  11. ^ "Review:Poison – Your Mama Don't Dance" (PDF). Music & Media. Amsterdam: European Music Report BV. May 6, 1989. p. 29. Archived from the original (PDF) on December 12, 2021. Retrieved January 27, 2022 – via World Radio History.
  12. ^ Titus, Christa (July 5, 2017). "Poison's 10 Best Songs: Critic's Picks". Billboard. Retrieved September 18, 2022.
  13. ^ Silver, Michael (June 13, 2017). "The 10 Best Poison Songs". OC Weekly. Retrieved September 18, 2022.
  14. ^ Kent, David (1993). Australian Chart Book 1970–1992 (illustrated ed.). St Ives, N.S.W.: Australian Chart Book. p. 180. ISBN 0-646-11917-6.

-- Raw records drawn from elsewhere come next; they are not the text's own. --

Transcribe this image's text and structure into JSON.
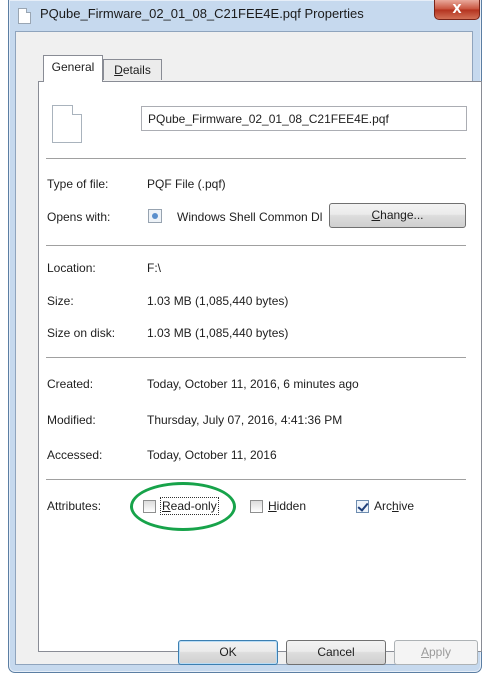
{
  "window": {
    "title": "PQube_Firmware_02_01_08_C21FEE4E.pqf Properties",
    "close_glyph": "X"
  },
  "tabs": [
    {
      "label": "General",
      "selected": true
    },
    {
      "label_prefix": "D",
      "label_rest": "etails",
      "selected": false
    }
  ],
  "file_name": "PQube_Firmware_02_01_08_C21FEE4E.pqf",
  "type_section": {
    "type_label": "Type of file:",
    "type_value": "PQF File (.pqf)",
    "opens_label": "Opens with:",
    "opens_value": "Windows Shell Common Dll",
    "change_button": {
      "underline": "C",
      "rest": "hange..."
    }
  },
  "location_section": {
    "location_label": "Location:",
    "location_value": "F:\\",
    "size_label": "Size:",
    "size_value": "1.03 MB (1,085,440 bytes)",
    "size_on_disk_label": "Size on disk:",
    "size_on_disk_value": "1.03 MB (1,085,440 bytes)"
  },
  "dates_section": {
    "created_label": "Created:",
    "created_value": "Today, October 11, 2016, 6 minutes ago",
    "modified_label": "Modified:",
    "modified_value": "Thursday, July 07, 2016, 4:41:36 PM",
    "accessed_label": "Accessed:",
    "accessed_value": "Today, October 11, 2016"
  },
  "attributes": {
    "label": "Attributes:",
    "read_only": {
      "underline": "R",
      "rest": "ead-only",
      "checked": false
    },
    "hidden": {
      "underline": "H",
      "rest": "idden",
      "checked": false
    },
    "archive": {
      "prefix": "Arc",
      "underline": "h",
      "rest": "ive",
      "checked": true
    }
  },
  "buttons": {
    "ok": "OK",
    "cancel": "Cancel",
    "apply": {
      "underline": "A",
      "rest": "pply",
      "enabled": false
    }
  },
  "colors": {
    "highlight": "#17a34a"
  }
}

  15. ^ "Loggins & Messina – Your Mama Don't Dance" (in Dutch). Ultratop 50. Retrieved July 8, 2018.
  16. ^ "RPM Top 100 Singles - February 3, 1973" (PDF).

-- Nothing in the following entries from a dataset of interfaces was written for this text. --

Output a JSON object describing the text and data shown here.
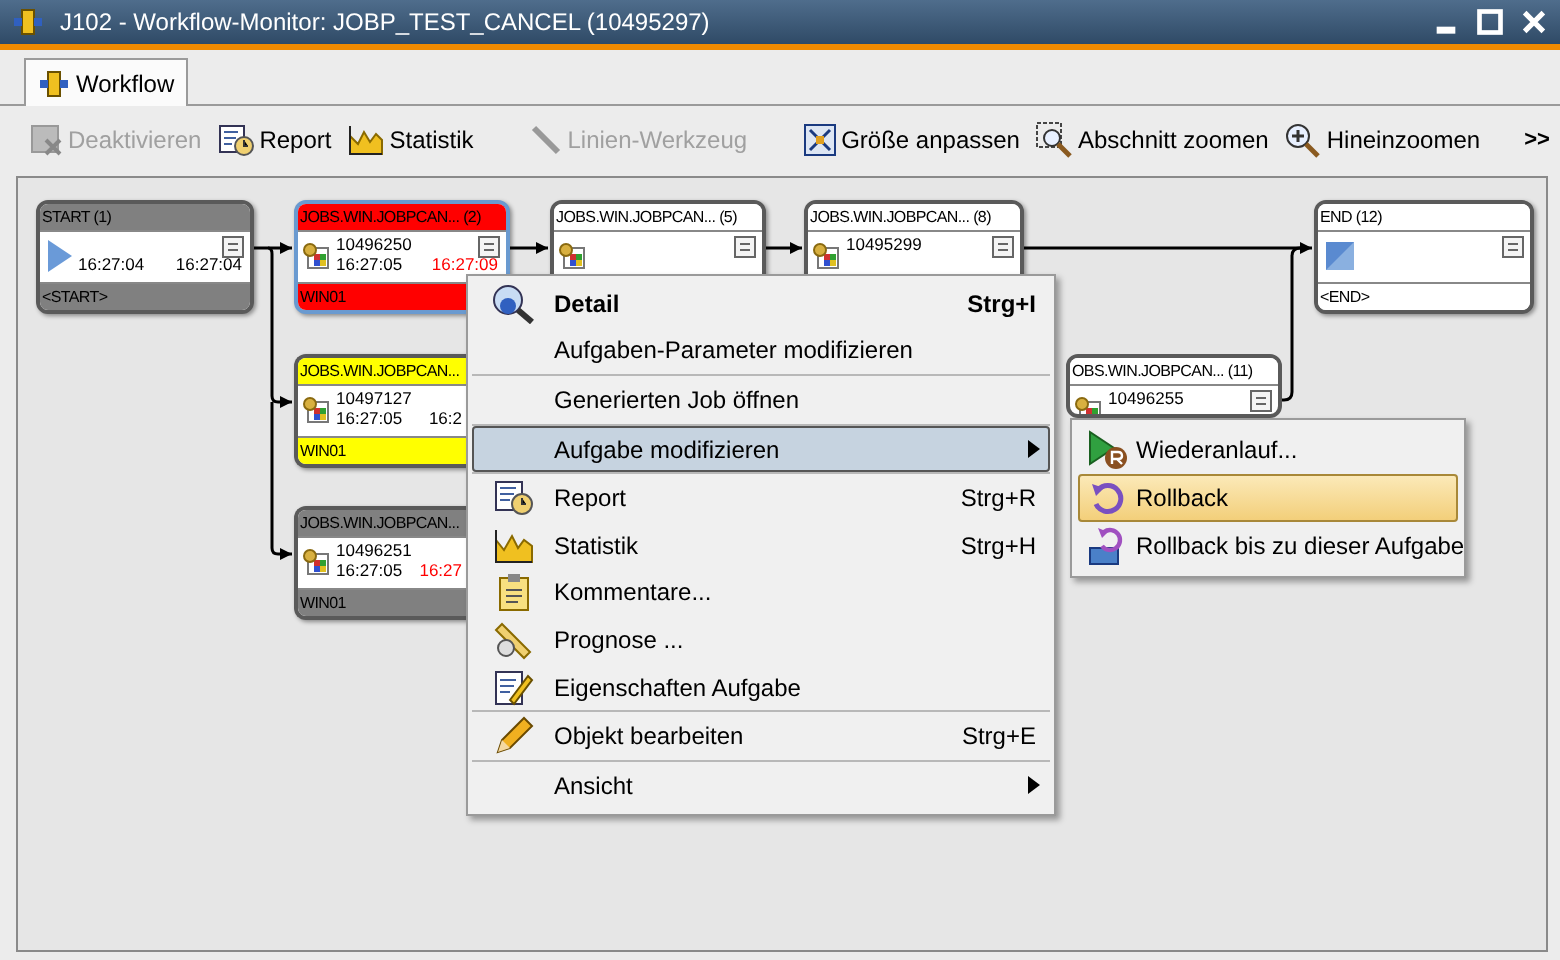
{
  "window": {
    "title": "J102 - Workflow-Monitor: JOBP_TEST_CANCEL (10495297)"
  },
  "tabs": [
    {
      "label": "Workflow",
      "selected": true
    }
  ],
  "toolbar": [
    {
      "label": "Deaktivieren",
      "disabled": true
    },
    {
      "label": "Report",
      "disabled": false
    },
    {
      "label": "Statistik",
      "disabled": false
    },
    {
      "label": "Linien-Werkzeug",
      "disabled": true
    },
    {
      "label": "Größe anpassen",
      "disabled": false
    },
    {
      "label": "Abschnitt zoomen",
      "disabled": false
    },
    {
      "label": "Hineinzoomen",
      "disabled": false
    }
  ],
  "toolbar_overflow": ">>",
  "nodes": [
    {
      "kind": "start",
      "header": "START (1)",
      "color": "#808080",
      "start_time": "16:27:04",
      "end_time": "16:27:04",
      "overdue": false,
      "footer": "<START>",
      "selected": false
    },
    {
      "kind": "job",
      "header": "JOBS.WIN.JOBPCAN... (2)",
      "color": "#ff0000",
      "job_id": "10496250",
      "start_time": "16:27:05",
      "end_time": "16:27:09",
      "overdue": true,
      "footer": "WIN01",
      "selected": true
    },
    {
      "kind": "job",
      "header": "JOBS.WIN.JOBPCAN... (5)",
      "color": "#ffffff",
      "selected": false
    },
    {
      "kind": "job",
      "header": "JOBS.WIN.JOBPCAN... (8)",
      "color": "#ffffff",
      "job_id": "10495299",
      "selected": false
    },
    {
      "kind": "end",
      "header": "END (12)",
      "color": "#ffffff",
      "footer": "<END>",
      "selected": false
    },
    {
      "kind": "job",
      "header": "JOBS.WIN.JOBPCAN...",
      "color": "#ffff00",
      "job_id": "10497127",
      "start_time": "16:27:05",
      "end_time": "16:2",
      "overdue": false,
      "footer": "WIN01",
      "selected": false
    },
    {
      "kind": "job",
      "header": "JOBS.WIN.JOBPCAN...",
      "color": "#808080",
      "job_id": "10496251",
      "start_time": "16:27:05",
      "end_time": "16:27",
      "overdue": true,
      "footer": "WIN01",
      "selected": false
    },
    {
      "kind": "job",
      "header": "OBS.WIN.JOBPCAN... (11)",
      "color": "#ffffff",
      "job_id": "10496255",
      "selected": false
    }
  ],
  "context_menu": [
    {
      "kind": "item",
      "label": "Detail",
      "shortcut": "Strg+I",
      "default": true,
      "selected": false,
      "submenu": false
    },
    {
      "kind": "item",
      "label": "Aufgaben-Parameter modifizieren",
      "default": false,
      "selected": false,
      "submenu": false
    },
    {
      "kind": "separator"
    },
    {
      "kind": "item",
      "label": "Generierten Job öffnen",
      "default": false,
      "selected": false,
      "submenu": false
    },
    {
      "kind": "separator"
    },
    {
      "kind": "item",
      "label": "Aufgabe modifizieren",
      "default": false,
      "selected": true,
      "submenu": true
    },
    {
      "kind": "separator"
    },
    {
      "kind": "item",
      "label": "Report",
      "shortcut": "Strg+R",
      "default": false,
      "selected": false,
      "submenu": false
    },
    {
      "kind": "item",
      "label": "Statistik",
      "shortcut": "Strg+H",
      "default": false,
      "selected": false,
      "submenu": false
    },
    {
      "kind": "item",
      "label": "Kommentare...",
      "default": false,
      "selected": false,
      "submenu": false
    },
    {
      "kind": "item",
      "label": "Prognose ...",
      "default": false,
      "selected": false,
      "submenu": false
    },
    {
      "kind": "item",
      "label": "Eigenschaften Aufgabe",
      "default": false,
      "selected": false,
      "submenu": false
    },
    {
      "kind": "separator"
    },
    {
      "kind": "item",
      "label": "Objekt bearbeiten",
      "shortcut": "Strg+E",
      "default": false,
      "selected": false,
      "submenu": false
    },
    {
      "kind": "separator"
    },
    {
      "kind": "item",
      "label": "Ansicht",
      "default": false,
      "selected": false,
      "submenu": true
    }
  ],
  "submenu": [
    {
      "label": "Wiederanlauf...",
      "selected": false
    },
    {
      "label": "Rollback",
      "selected": true
    },
    {
      "label": "Rollback bis zu dieser Aufgabe",
      "selected": false
    }
  ]
}
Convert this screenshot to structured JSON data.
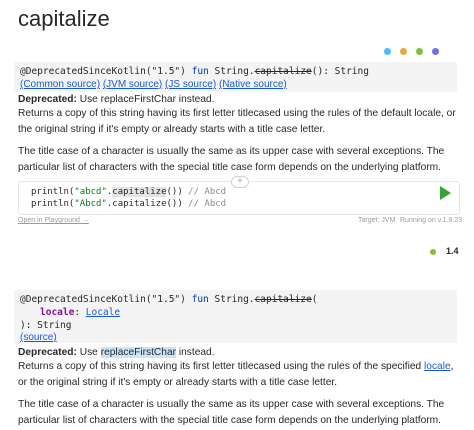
{
  "title": "capitalize",
  "platform_dot_colors": [
    "#4dbbff",
    "#e8a93b",
    "#7fbf3f",
    "#6e6ef4"
  ],
  "block1": {
    "annotation": "@DeprecatedSinceKotlin(\"1.5\")",
    "keyword_fun": "fun",
    "receiver": "String.",
    "name": "capitalize",
    "tail": "(): String",
    "sources": [
      "(Common source)",
      "(JVM source)",
      "(JS source)",
      "(Native source)"
    ],
    "deprecated_label": "Deprecated:",
    "deprecated_text": "Use replaceFirstChar instead.",
    "desc1": "Returns a copy of this string having its first letter titlecased using the rules of the default locale, or the original string if it's empty or already starts with a title case letter.",
    "desc2": "The title case of a character is usually the same as its upper case with several exceptions. The particular list of characters with the special title case form depends on the underlying platform."
  },
  "example": {
    "line1_pre": "println(",
    "line1_str": "\"abcd\"",
    "line1_dot": ".",
    "line1_fn": "capitalize",
    "line1_post": "()) ",
    "line1_comment": "// Abcd",
    "line2_pre": "println(",
    "line2_str": "\"Abcd\"",
    "line2_dot": ".",
    "line2_fn": "capitalize",
    "line2_post": "()) ",
    "line2_comment": "// Abcd",
    "open_link": "Open in Playground →",
    "target": "Target: JVM",
    "running": "Running on v.1.9.23"
  },
  "since_version": "1.4",
  "block2": {
    "annotation": "@DeprecatedSinceKotlin(\"1.5\")",
    "keyword_fun": "fun",
    "receiver": "String.",
    "name": "capitalize",
    "open_paren": "(",
    "param_name": "locale",
    "param_sep": ": ",
    "param_type": "Locale",
    "tail": "): String",
    "source": "(source)",
    "deprecated_label": "Deprecated:",
    "deprecated_use": "Use",
    "deprecated_fn": "replaceFirstChar",
    "deprecated_instead": "instead.",
    "desc1_pre": "Returns a copy of this string having its first letter titlecased using the rules of the specified",
    "desc1_link": "locale",
    "desc1_post": ", or the original string if it's empty or already starts with a title case letter.",
    "desc2": "The title case of a character is usually the same as its upper case with several exceptions. The particular list of characters with the special title case form depends on the underlying platform."
  }
}
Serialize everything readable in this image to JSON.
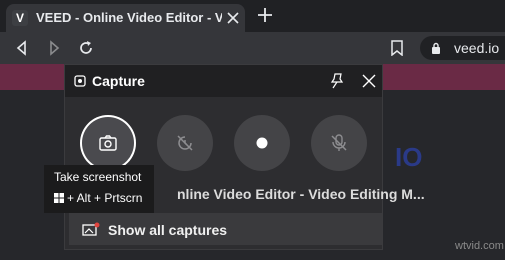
{
  "browser": {
    "tab_title": "VEED - Online Video Editor - Video Editing M...",
    "favicon_letter": "V",
    "url": "veed.io"
  },
  "capture": {
    "title": "Capture",
    "window_title": "nline Video Editor - Video Editing M...",
    "show_all_label": "Show all captures",
    "buttons": [
      {
        "icon": "camera-icon",
        "state": "active"
      },
      {
        "icon": "record-last-30s-icon",
        "state": "disabled"
      },
      {
        "icon": "record-dot-icon",
        "state": "enabled"
      },
      {
        "icon": "mic-off-icon",
        "state": "disabled"
      }
    ]
  },
  "tooltip": {
    "title": "Take screenshot",
    "shortcut": "+ Alt + Prtscrn"
  },
  "watermark": "wtvid.com",
  "colors": {
    "accent_band": "#6a2a45",
    "panel_bg": "#2d2d30",
    "button_bg": "#444447"
  }
}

  17. ^ "Item Display – RPM – Library and Archives Canada". Collectionscanada.gc.ca. February 17, 1973. Retrieved December 6, 2020.
  18. ^ "Loggins & Messina – Your Mama Don't Dance" (in Dutch). Single Top 100. Retrieved July 8, 2018.
  19. ^ "flavour of new zealand – search listener". Flavourofnz.co.nz. Retrieved October 8, 2016.
  20. ^ "Poison – Your Mama Don't Dance". ARIA Top 50 Singles. Retrieved August 21, 2020.
  21. ^ RPM Top Singles – May 8, 1989 RPM Magazine
  22. ^ "Eurochart Hot 100 Singles". Music & Media. Vol. 6, no. 20. May 20, 1989. p. 20.
  23. ^ "The Irish Charts – Search Results – Your Mama Don't Dance". Irish Singles Chart. Retrieved May 15, 2023.
  24. ^ "Poison – Your Mama Don't Dance". Top 40 Singles. Retrieved August 21, 2020.
  25. ^ "Official Singles Chart Top 100". Official Charts Company. Retrieved August 21, 2020.
  26. ^ "Poison Chart History (Hot 100)". Billboard. Retrieved August 21, 2020.
  27. ^ "Poison Chart History (Mainstream Rock)". Billboard. Retrieved August 21, 2020.
  28. ^ "RPM Top 100 Singles of '73 - December 29, 1973" (PDF).
  29. ^ "Top 100 Hits of 1973/Top 100 Songs of 1973". Musicoutfitters.com. Retrieved October 8, 2016.
  30. ^ "The Official New Zealand Music Chart".

External links edit